Retail sales continued their lacklustre streak in April with turnover ticking up just 0.4 per cent over the same month last year.
The main cause was the sharp fall in demand for computer and telecommunications equipment.
April's performance followed March's revised 1.1 per cent drop and came in below economist expectations of a 2.1 per cent growth. Excluding motor vehicle sales, retail takings inched up 0.7 per cent in April, according to Singapore Department of Statistics data yesterday.
Performance was a mixed bag across the sector with a 9.8 per cent decline in sales of computer and telecoms equipment followed by wearing apparel and footwear, down 3.4 per cent, supermarkets and hypermarkets (-2.3 per cent) and department stores (-1.7 per cent). Petrol service stations were the top performer with sales growth of 8.5 per cent, due partly to higher fuel prices. After removing the price effect, there was an increase of 2.4 per cent.
On a month-on-month basis, retail sales fared even worse, decreasing 0.2 per cent in April. Excluding motor vehicles, they fell 1.7 per cent.
Based on seasonally adjusted data, industries that recorded declines include department stores (-8.7 per cent), furniture and household equipment (-5.6 per cent), optical goods and books (-3.9 per cent) and food retailers (-3.8 per cent).
The total retail sales value in April was estimated at $3.6 billion, with online turnover accounting for about 4.4 per cent.
Despite retail's rather muted first quarter, Maybank Kim Eng economist Lee Ju Ye said private consumption could be stronger than what the data indicated. The online sales proportion of 4.4 per cent may not fully capture the e-commerce sales here as foreign-registered retailers are not included, she said.
"Given that the labour market is improving and wages are rising, we expect it to be a positive story for retail sales in the second half of the year," she added.

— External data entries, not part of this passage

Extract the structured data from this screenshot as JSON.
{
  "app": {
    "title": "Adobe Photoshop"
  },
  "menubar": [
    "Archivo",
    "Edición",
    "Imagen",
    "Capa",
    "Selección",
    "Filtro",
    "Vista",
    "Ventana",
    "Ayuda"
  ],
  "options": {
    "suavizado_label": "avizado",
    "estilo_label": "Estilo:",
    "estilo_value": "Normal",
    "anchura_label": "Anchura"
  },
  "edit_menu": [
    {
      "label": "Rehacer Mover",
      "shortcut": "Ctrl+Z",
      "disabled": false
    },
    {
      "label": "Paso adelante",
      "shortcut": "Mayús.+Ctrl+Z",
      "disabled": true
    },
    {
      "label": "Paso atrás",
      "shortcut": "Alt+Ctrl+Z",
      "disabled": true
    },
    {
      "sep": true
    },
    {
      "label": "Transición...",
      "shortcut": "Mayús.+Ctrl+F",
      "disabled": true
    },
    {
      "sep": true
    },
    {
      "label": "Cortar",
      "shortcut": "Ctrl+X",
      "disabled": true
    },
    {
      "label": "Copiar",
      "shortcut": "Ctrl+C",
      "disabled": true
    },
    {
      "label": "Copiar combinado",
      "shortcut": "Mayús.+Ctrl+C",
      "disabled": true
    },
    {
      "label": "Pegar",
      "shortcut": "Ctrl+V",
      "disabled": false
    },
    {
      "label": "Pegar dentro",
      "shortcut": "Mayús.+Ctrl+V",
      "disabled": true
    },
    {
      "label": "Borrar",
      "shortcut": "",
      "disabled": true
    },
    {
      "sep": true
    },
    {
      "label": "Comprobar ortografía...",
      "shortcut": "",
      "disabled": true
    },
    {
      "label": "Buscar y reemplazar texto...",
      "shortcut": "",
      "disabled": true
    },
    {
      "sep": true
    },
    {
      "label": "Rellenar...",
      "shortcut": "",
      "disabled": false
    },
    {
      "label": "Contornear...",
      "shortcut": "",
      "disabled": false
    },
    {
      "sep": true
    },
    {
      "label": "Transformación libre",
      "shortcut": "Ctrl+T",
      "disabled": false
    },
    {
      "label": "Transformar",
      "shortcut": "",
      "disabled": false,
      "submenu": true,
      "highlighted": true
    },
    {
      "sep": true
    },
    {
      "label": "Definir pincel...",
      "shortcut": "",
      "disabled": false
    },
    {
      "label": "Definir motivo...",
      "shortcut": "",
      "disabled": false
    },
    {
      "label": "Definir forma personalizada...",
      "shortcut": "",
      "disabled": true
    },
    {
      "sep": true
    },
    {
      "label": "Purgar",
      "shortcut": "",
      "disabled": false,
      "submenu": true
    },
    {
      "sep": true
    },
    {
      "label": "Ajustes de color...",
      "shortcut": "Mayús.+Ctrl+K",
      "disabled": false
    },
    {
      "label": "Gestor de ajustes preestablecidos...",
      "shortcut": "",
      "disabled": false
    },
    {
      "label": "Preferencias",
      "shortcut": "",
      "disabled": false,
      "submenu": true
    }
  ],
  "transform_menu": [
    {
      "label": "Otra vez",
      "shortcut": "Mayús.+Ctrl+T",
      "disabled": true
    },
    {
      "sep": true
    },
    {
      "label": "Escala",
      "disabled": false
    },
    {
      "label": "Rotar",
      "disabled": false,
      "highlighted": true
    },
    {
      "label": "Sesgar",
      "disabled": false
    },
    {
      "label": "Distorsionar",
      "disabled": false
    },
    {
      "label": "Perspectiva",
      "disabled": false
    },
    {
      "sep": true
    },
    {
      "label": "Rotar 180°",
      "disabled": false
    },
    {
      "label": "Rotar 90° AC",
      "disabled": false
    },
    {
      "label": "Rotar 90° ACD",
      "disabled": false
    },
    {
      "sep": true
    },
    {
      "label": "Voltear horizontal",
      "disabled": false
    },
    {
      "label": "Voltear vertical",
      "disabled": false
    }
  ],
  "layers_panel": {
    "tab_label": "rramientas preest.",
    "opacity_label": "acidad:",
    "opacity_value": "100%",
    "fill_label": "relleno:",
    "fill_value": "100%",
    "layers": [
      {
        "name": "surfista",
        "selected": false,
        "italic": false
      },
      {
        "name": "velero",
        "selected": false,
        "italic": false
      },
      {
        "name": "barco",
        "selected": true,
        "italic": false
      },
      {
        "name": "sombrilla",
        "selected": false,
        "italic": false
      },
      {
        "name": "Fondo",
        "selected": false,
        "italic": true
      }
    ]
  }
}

June in particular could see an uptick due to the Trump-Kim Summit: "It would probably provide a boost, very much like the F1 (Grand Prix), but not that much."
Aside from the retail sales index, the food and beverage services index also performed poorly in April. It dipped 1.2 per cent from a year ago due to a drop in restaurant spending. On a month-on-month basis, it fell 3.4 per cent.
The total sales value of food and beverage services in April was estimated at $662 million, lower than the $670 million in April last year.